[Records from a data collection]
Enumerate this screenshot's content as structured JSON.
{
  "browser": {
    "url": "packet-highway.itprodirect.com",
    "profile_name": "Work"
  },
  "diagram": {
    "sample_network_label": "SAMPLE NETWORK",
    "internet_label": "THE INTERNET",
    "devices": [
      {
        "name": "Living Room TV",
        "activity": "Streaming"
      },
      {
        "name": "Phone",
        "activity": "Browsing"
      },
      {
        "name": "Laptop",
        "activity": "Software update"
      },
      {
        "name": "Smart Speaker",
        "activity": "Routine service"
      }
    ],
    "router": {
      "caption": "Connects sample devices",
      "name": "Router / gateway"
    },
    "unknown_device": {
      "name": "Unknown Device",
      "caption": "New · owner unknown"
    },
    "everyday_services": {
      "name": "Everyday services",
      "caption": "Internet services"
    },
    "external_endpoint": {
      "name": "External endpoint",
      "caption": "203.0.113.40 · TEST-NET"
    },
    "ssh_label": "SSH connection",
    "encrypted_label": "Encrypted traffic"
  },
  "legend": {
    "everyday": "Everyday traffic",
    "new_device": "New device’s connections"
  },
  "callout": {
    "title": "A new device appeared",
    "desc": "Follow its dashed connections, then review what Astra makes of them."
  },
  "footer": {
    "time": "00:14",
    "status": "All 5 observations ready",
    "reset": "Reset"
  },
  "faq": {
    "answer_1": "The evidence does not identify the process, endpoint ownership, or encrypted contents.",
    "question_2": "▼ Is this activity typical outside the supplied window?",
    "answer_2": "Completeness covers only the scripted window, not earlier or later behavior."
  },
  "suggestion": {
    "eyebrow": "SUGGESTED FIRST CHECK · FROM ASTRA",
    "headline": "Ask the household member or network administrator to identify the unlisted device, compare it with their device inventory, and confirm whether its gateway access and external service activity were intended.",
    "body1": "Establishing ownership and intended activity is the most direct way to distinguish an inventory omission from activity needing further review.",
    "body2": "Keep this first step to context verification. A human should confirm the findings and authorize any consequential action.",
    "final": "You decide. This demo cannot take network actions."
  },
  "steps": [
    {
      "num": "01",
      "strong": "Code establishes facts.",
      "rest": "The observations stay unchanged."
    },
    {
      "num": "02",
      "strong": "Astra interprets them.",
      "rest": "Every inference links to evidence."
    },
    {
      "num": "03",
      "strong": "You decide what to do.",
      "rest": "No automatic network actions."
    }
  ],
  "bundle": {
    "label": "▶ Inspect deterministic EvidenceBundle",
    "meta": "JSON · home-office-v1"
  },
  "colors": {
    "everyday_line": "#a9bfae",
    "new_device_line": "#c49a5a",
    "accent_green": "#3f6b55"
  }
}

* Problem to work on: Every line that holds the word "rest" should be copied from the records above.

* Solution to this problem:
      "rest": "The observations stay unchanged."
      "rest": "Every inference links to evidence."
      "rest": "No automatic network actions."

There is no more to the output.